===== Supplied records

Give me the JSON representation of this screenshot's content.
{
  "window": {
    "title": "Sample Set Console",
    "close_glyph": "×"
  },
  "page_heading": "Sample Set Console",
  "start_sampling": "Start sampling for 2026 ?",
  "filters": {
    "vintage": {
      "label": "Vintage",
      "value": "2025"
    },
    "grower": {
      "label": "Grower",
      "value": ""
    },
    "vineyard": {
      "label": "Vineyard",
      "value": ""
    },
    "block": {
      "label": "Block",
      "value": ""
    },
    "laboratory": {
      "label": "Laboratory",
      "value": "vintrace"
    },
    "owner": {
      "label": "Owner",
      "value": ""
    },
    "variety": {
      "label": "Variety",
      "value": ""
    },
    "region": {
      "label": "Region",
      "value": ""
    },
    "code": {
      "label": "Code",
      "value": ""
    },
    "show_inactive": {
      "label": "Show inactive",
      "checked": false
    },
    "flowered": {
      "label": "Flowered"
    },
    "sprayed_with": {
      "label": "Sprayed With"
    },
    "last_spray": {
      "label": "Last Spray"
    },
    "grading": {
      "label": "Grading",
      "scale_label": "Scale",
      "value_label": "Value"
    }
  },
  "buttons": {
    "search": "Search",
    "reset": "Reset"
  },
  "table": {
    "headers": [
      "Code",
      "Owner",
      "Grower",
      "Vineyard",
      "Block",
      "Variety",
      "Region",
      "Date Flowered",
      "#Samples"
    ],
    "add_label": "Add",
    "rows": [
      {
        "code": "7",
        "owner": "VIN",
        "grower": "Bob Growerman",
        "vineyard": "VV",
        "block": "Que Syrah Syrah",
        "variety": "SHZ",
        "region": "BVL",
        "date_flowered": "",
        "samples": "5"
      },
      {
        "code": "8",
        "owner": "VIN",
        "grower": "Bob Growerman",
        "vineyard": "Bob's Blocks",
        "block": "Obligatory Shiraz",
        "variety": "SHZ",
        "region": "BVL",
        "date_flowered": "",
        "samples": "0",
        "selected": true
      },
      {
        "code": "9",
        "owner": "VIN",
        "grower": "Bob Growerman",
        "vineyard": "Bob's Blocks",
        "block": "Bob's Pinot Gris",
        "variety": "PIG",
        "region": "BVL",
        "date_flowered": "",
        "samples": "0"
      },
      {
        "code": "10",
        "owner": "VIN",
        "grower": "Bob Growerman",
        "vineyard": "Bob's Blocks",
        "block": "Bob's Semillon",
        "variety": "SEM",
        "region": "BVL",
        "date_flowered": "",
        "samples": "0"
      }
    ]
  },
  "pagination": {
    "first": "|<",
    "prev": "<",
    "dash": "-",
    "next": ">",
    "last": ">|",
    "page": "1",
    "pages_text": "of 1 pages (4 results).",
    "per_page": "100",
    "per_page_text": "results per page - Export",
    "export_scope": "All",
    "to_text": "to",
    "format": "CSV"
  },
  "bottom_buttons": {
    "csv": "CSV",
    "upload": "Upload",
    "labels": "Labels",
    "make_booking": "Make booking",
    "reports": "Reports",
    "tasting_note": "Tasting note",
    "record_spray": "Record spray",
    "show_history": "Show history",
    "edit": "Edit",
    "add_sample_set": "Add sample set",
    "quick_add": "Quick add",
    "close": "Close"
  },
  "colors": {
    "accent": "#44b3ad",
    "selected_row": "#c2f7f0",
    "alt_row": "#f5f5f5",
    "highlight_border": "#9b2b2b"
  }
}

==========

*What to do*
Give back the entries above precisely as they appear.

*Expected answer*
Give me the JSON representation of this screenshot's content.
{
  "window": {
    "title": "Sample Set Console",
    "close_glyph": "×"
  },
  "page_heading": "Sample Set Console",
  "start_sampling": "Start sampling for 2026 ?",
  "filters": {
    "vintage": {
      "label": "Vintage",
      "value": "2025"
    },
    "grower": {
      "label": "Grower",
      "value": ""
    },
    "vineyard": {
      "label": "Vineyard",
      "value": ""
    },
    "block": {
      "label": "Block",
      "value": ""
    },
    "laboratory": {
      "label": "Laboratory",
      "value": "vintrace"
    },
    "owner": {
      "label": "Owner",
      "value": ""
    },
    "variety": {
      "label": "Variety",
      "value": ""
    },
    "region": {
      "label": "Region",
      "value": ""
    },
    "code": {
      "label": "Code",
      "value": ""
    },
    "show_inactive": {
      "label": "Show inactive",
      "checked": false
    },
    "flowered": {
      "label": "Flowered"
    },
    "sprayed_with": {
      "label": "Sprayed With"
    },
    "last_spray": {
      "label": "Last Spray"
    },
    "grading": {
      "label": "Grading",
      "scale_label": "Scale",
      "value_label": "Value"
    }
  },
  "buttons": {
    "search": "Search",
    "reset": "Reset"
  },
  "table": {
    "headers": [
      "Code",
      "Owner",
      "Grower",
      "Vineyard",
      "Block",
      "Variety",
      "Region",
      "Date Flowered",
      "#Samples"
    ],
    "add_label": "Add",
    "rows": [
      {
        "code": "7",
        "owner": "VIN",
        "grower": "Bob Growerman",
        "vineyard": "VV",
        "block": "Que Syrah Syrah",
        "variety": "SHZ",
        "region": "BVL",
        "date_flowered": "",
        "samples": "5"
      },
      {
        "code": "8",
        "owner": "VIN",
        "grower": "Bob Growerman",
        "vineyard": "Bob's Blocks",
        "block": "Obligatory Shiraz",
        "variety": "SHZ",
        "region": "BVL",
        "date_flowered": "",
        "samples": "0",
        "selected": true
      },
      {
        "code": "9",
        "owner": "VIN",
        "grower": "Bob Growerman",
        "vineyard": "Bob's Blocks",
        "block": "Bob's Pinot Gris",
        "variety": "PIG",
        "region": "BVL",
        "date_flowered": "",
        "samples": "0"
      },
      {
        "code": "10",
        "owner": "VIN",
        "grower": "Bob Growerman",
        "vineyard": "Bob's Blocks",
        "block": "Bob's Semillon",
        "variety": "SEM",
        "region": "BVL",
        "date_flowered": "",
        "samples": "0"
      }
    ]
  },
  "pagination": {
    "first": "|<",
    "prev": "<",
    "dash": "-",
    "next": ">",
    "last": ">|",
    "page": "1",
    "pages_text": "of 1 pages (4 results).",
    "per_page": "100",
    "per_page_text": "results per page - Export",
    "export_scope": "All",
    "to_text": "to",
    "format": "CSV"
  },
  "bottom_buttons": {
    "csv": "CSV",
    "upload": "Upload",
    "labels": "Labels",
    "make_booking": "Make booking",
    "reports": "Reports",
    "tasting_note": "Tasting note",
    "record_spray": "Record spray",
    "show_history": "Show history",
    "edit": "Edit",
    "add_sample_set": "Add sample set",
    "quick_add": "Quick add",
    "close": "Close"
  },
  "colors": {
    "accent": "#44b3ad",
    "selected_row": "#c2f7f0",
    "alt_row": "#f5f5f5",
    "highlight_border": "#9b2b2b"
  }
}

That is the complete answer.